“There is danger from all men. The only maxim of a free government ought to be to trust no man living with the ability to endanger the public liberty”. ---John Adams
I was nine years old.
Standing at the Austro-Hungarian border of the Iron Curtain, I noted the numerous graveyards dotting alongside the electric fence, all the way from horizon to horizon. Between each and every one of the dozens of graveyards were watchtowers with guards standing ready with their machine guns.
The dead lining those graves? Spies! Spies! Every one of them.
Just because we stood at the border for ten minutes, the machine guns pointed. At me.
At nine years old, I was the condemned spy of our party, ready to be laid in my grave!
My mother quickly whisked me away, saying that we weren’t going to be a border incident.
No, I was not scared. At my young and innocent age, I didn’t even know what had happened. I found out later. But it did open my eyes up many years later, especially with the onset of post-911 legislation. I was converted FAST from staying away from politics with two ten-foot poles, to being unstoppable.
Why am I telling you this story? Because there are so many parallels to post-911 USA. The manifestations may differ but the psychodynamics are exactly the same: It was spy paranoia which informed the shootings at the Iron Curtain border, just as it is terrorism fear which has us hyper vigilant now. And those very “protections” were then, and are in the USA today, the exact things which end up clamping down on the people. And their freedom.
Not that terrorism isn’t a real thing from which we legitimately need to be protected. And not that we also don’t know that Bush played hand-and-glove with those terrorists, and still does. But it’s beside the point:
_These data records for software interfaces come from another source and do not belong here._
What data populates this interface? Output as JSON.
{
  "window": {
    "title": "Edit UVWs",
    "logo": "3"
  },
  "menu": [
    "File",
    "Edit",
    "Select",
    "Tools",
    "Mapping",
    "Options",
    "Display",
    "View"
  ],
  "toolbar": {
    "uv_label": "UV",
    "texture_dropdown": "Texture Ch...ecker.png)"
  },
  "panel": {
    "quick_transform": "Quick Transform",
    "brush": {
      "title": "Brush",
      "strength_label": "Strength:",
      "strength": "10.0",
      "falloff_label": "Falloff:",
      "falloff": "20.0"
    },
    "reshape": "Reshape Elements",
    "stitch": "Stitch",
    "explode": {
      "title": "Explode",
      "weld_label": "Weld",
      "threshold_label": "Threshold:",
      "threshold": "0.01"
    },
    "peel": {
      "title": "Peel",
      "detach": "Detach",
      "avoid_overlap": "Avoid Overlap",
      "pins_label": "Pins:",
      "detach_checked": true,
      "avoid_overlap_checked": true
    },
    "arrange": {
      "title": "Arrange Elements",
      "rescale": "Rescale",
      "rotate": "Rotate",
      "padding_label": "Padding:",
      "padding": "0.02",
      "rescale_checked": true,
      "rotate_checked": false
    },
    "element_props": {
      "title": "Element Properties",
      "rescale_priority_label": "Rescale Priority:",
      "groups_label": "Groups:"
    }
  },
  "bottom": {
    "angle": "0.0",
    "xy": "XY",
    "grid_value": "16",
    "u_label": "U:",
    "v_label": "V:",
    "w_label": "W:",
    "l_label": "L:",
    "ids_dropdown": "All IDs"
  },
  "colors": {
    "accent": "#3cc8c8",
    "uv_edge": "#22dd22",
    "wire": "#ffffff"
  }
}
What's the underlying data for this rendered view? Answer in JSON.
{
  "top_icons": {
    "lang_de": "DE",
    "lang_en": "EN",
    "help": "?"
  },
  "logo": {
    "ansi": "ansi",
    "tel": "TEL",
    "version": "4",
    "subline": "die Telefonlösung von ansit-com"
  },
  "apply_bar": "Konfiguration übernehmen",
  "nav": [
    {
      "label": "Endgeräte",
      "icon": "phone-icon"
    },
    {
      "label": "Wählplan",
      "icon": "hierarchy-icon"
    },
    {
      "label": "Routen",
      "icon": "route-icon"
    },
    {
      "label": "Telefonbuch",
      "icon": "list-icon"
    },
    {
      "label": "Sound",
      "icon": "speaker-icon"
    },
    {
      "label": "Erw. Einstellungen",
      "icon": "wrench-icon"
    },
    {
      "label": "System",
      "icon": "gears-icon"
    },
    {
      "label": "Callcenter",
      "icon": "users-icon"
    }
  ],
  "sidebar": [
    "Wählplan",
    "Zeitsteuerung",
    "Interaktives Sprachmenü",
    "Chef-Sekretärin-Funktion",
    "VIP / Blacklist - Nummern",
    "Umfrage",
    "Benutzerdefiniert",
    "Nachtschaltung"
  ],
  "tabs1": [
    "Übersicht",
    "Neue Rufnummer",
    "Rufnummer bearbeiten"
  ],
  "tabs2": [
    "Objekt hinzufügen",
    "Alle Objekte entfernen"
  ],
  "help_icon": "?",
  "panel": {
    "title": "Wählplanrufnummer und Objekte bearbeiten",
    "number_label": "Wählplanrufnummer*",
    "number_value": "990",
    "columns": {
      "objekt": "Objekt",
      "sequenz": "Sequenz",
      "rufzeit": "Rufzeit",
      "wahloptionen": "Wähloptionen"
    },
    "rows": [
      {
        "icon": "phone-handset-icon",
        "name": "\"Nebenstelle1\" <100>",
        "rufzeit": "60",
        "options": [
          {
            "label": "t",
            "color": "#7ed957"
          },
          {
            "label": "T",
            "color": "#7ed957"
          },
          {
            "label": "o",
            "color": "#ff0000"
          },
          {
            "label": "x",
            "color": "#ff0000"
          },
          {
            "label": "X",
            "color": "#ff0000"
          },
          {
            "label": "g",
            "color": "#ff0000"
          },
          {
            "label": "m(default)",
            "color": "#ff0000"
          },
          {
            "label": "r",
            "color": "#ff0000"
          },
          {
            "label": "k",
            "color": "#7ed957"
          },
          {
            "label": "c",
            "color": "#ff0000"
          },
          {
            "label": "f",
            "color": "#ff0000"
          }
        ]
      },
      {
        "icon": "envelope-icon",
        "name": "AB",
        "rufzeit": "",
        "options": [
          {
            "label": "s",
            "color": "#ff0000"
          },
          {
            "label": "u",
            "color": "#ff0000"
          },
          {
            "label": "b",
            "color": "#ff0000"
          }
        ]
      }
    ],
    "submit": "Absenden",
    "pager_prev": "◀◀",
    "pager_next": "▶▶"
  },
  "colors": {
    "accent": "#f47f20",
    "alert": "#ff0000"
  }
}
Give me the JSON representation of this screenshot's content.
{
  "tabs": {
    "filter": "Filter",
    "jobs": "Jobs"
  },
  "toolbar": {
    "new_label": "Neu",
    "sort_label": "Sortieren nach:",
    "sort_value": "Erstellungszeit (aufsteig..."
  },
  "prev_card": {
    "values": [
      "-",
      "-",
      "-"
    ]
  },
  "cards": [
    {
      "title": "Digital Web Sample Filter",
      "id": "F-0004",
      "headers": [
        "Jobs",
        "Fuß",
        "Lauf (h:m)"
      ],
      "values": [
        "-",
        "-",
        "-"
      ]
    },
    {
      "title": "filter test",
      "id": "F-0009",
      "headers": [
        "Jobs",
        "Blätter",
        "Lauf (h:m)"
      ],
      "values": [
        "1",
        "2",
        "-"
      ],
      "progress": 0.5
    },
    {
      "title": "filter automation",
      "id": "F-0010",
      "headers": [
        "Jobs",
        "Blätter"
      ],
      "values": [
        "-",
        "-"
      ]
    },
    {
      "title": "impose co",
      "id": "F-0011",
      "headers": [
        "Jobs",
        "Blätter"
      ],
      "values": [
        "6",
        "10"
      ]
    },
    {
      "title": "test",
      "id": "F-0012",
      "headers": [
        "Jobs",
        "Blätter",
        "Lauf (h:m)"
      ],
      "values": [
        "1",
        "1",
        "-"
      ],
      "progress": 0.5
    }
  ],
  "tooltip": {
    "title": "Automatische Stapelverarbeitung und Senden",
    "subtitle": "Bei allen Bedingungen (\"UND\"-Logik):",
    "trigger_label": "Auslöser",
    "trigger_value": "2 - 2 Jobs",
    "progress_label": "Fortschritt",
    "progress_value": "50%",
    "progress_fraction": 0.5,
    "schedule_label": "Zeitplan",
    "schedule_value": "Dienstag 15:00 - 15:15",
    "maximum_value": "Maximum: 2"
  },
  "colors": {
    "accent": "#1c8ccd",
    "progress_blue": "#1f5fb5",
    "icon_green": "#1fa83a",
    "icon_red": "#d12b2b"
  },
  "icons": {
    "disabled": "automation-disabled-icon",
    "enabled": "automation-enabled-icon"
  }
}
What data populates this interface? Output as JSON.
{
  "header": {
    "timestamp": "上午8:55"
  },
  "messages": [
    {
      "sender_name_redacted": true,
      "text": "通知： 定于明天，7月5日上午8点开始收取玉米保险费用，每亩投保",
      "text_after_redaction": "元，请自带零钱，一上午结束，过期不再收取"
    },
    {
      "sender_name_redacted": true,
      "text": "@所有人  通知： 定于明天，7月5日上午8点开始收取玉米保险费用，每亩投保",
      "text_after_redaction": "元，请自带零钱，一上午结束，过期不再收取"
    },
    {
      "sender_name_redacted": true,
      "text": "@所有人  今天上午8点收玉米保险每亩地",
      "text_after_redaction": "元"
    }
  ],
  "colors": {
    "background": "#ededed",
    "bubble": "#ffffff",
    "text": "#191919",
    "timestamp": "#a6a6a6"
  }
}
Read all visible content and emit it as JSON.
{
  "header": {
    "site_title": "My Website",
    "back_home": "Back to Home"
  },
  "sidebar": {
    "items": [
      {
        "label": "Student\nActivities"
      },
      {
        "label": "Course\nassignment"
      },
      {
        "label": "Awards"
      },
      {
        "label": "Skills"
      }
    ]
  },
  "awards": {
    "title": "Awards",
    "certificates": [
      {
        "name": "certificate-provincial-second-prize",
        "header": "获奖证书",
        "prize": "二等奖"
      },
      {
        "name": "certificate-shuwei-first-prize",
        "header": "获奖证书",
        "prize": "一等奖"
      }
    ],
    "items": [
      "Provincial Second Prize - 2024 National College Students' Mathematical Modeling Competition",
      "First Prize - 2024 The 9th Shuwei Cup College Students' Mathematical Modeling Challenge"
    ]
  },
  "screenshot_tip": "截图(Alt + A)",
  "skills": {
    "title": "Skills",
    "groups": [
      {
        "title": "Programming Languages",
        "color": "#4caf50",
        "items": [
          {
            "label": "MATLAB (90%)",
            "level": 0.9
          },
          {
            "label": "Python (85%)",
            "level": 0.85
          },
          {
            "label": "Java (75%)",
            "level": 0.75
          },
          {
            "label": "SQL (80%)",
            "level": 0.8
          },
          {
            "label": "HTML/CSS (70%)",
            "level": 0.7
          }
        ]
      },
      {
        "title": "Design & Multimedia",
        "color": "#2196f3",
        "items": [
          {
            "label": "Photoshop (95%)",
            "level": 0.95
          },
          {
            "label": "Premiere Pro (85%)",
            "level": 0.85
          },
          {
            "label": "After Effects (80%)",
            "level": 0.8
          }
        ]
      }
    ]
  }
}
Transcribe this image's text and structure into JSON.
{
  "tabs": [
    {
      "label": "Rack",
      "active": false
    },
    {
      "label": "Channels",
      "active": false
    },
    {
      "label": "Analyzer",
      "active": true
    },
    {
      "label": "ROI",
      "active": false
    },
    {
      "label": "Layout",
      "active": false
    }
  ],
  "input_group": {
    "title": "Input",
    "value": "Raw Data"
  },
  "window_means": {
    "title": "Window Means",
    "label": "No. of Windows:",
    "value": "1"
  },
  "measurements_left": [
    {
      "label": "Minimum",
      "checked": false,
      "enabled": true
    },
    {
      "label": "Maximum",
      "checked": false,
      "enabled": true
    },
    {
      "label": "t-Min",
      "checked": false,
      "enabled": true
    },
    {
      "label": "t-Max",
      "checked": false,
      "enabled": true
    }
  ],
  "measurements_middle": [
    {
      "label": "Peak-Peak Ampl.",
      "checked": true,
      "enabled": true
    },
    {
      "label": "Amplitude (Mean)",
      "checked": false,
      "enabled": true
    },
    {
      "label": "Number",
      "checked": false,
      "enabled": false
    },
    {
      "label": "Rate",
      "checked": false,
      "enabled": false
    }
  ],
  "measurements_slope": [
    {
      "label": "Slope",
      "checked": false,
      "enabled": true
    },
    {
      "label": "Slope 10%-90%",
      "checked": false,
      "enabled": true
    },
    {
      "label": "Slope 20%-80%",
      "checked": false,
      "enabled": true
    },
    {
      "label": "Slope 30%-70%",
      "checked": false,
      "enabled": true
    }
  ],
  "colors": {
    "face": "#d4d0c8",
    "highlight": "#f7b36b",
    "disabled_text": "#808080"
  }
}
Based on fear we are going overboard with Iron Curtain-like legislation in post-911 USA. Warrantless Anything such as warrantless wiretapping (FISA broadening, Patriot Act), warrantless arrests without probable cause (Patriot Act) etc. by-passes the fundamental “check” of the Judiciary on government power, and is an invitation to abuse. And where abuses existed in foreign countries, we have an opportunity to learn from history. If we do not say the typically American “bah humbug, that would never happen here”.
While my sister sat in a café in Budapest and talked with friends, she mentioned one dangerous word: Government. “SSSSHHHH!!” Our friends immediately jumped all over her. These were ordinary citizens, no big fish in the pond. Such was the state of surveillance.
Anyone who thinks that America is not headed in that direction-----fast-----is wrong.
Concerning warrantless wiretapping, surveillance etc., Al Gore writes a stirring account in his book, “The Assault on Reason” :
“Why should we be concerned about such eavesdropping? Recall that for the last several years of his life Dr. Martin Luther King Jr. was illegally wiretapped…the FBI privately called King ‘the most dangerous and effective Negro leader in the country’ and ‘vowed to take him off his pedestal’. The government even attempted to destroy his marriage and allegedly tried to blackmail him into committing suicide. This campaign continued until Dr. King’s murder. In fact, it was the discovery….that helped persuade Congress to enact new statutory restrictions on wiretapping in the first place”.
So much for “paranoia,” as most Americans would say to any “Frightened liberal“ opposing such eavesdropping. The belief that wiretapping and surveillance make us safe may be based on faulty assumptions: